Cheaper and cheaper…Monday, November 14th, 2011 by Roberto Saracco
The price of chips has gone down amazingly to reach today a few dollars per square millimeter. Take into account the fact that more and more transistors are being packaged in that square millimeter and the decrease in cost achieved is staggering, some billion times less than it used to be 30 years ago. And yet paper is still cheaper. Replacing all the labels on packages in a department store with chips would be too expensive.
But the progress of printed electronics is bound to change that. Researchers at PARC working with Thin Film, a Norwegian company, have announced the implementation of a printed chip containing both the processing and the storage on a single thin layer of polymer that is dirty cheap: a hundred times cheaper than etched silicon (the one used in today’s chip).
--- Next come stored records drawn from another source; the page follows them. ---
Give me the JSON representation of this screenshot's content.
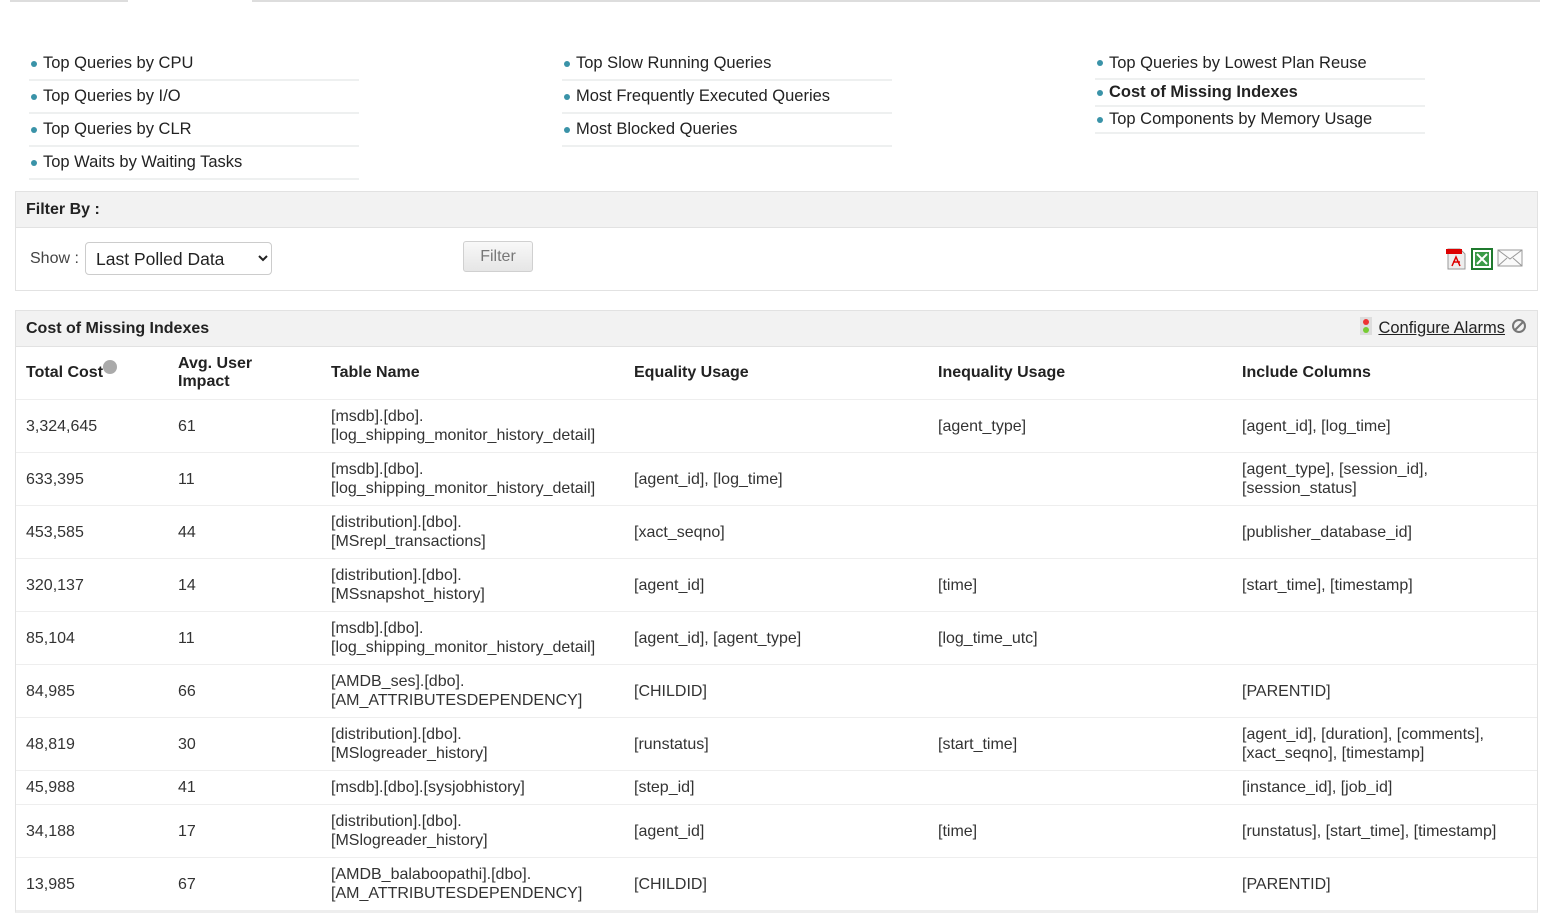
{
  "reports": {
    "col1": [
      "Top Queries by CPU",
      "Top Queries by I/O",
      "Top Queries by CLR",
      "Top Waits by Waiting Tasks"
    ],
    "col2": [
      "Top Slow Running Queries",
      "Most Frequently Executed Queries",
      "Most Blocked Queries"
    ],
    "col3": [
      "Top Queries by Lowest Plan Reuse",
      "Cost of Missing Indexes",
      "Top Components by Memory Usage"
    ]
  },
  "filter": {
    "title": "Filter By :",
    "show_label": "Show :",
    "selected": "Last Polled Data",
    "button": "Filter"
  },
  "table": {
    "title": "Cost of Missing Indexes",
    "configure": "Configure Alarms",
    "headers": [
      "Total Cost",
      "Avg. User Impact",
      "Table Name",
      "Equality Usage",
      "Inequality Usage",
      "Include Columns"
    ],
    "rows": [
      [
        "3,324,645",
        "61",
        "[msdb].[dbo].\n[log_shipping_monitor_history_detail]",
        "",
        "[agent_type]",
        "[agent_id], [log_time]"
      ],
      [
        "633,395",
        "11",
        "[msdb].[dbo].\n[log_shipping_monitor_history_detail]",
        "[agent_id], [log_time]",
        "",
        "[agent_type], [session_id],\n[session_status]"
      ],
      [
        "453,585",
        "44",
        "[distribution].[dbo].\n[MSrepl_transactions]",
        "[xact_seqno]",
        "",
        "[publisher_database_id]"
      ],
      [
        "320,137",
        "14",
        "[distribution].[dbo].\n[MSsnapshot_history]",
        "[agent_id]",
        "[time]",
        "[start_time], [timestamp]"
      ],
      [
        "85,104",
        "11",
        "[msdb].[dbo].\n[log_shipping_monitor_history_detail]",
        "[agent_id], [agent_type]",
        "[log_time_utc]",
        ""
      ],
      [
        "84,985",
        "66",
        "[AMDB_ses].[dbo].\n[AM_ATTRIBUTESDEPENDENCY]",
        "[CHILDID]",
        "",
        "[PARENTID]"
      ],
      [
        "48,819",
        "30",
        "[distribution].[dbo].\n[MSlogreader_history]",
        "[runstatus]",
        "[start_time]",
        "[agent_id], [duration], [comments],\n[xact_seqno], [timestamp]"
      ],
      [
        "45,988",
        "41",
        "[msdb].[dbo].[sysjobhistory]",
        "[step_id]",
        "",
        "[instance_id], [job_id]"
      ],
      [
        "34,188",
        "17",
        "[distribution].[dbo].\n[MSlogreader_history]",
        "[agent_id]",
        "[time]",
        "[runstatus], [start_time], [timestamp]"
      ],
      [
        "13,985",
        "67",
        "[AMDB_balaboopathi].[dbo].\n[AM_ATTRIBUTESDEPENDENCY]",
        "[CHILDID]",
        "",
        "[PARENTID]"
      ]
    ]
  }
}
Adding logic to memory is crucial to increasing the storage capacity of the device, explains Janos Veres, manager of printed electronics at PARC. “We really needed to have a printed logic array that lets us address memory and increase bit count,” he says. Memory arrays are split up into rows and columns. To select a row or column, you need a logic circuit, Veres says. “The power of this demonstration is we’ve shown that you can address rows and columns with this technology,” he says. “The next step will be building bigger memory.”
And, what’s more, the next step will see the penetration of these kind of chips in everyday objects, wherever there is a paper label we can imagine a chip. And that’s is going to make the difference.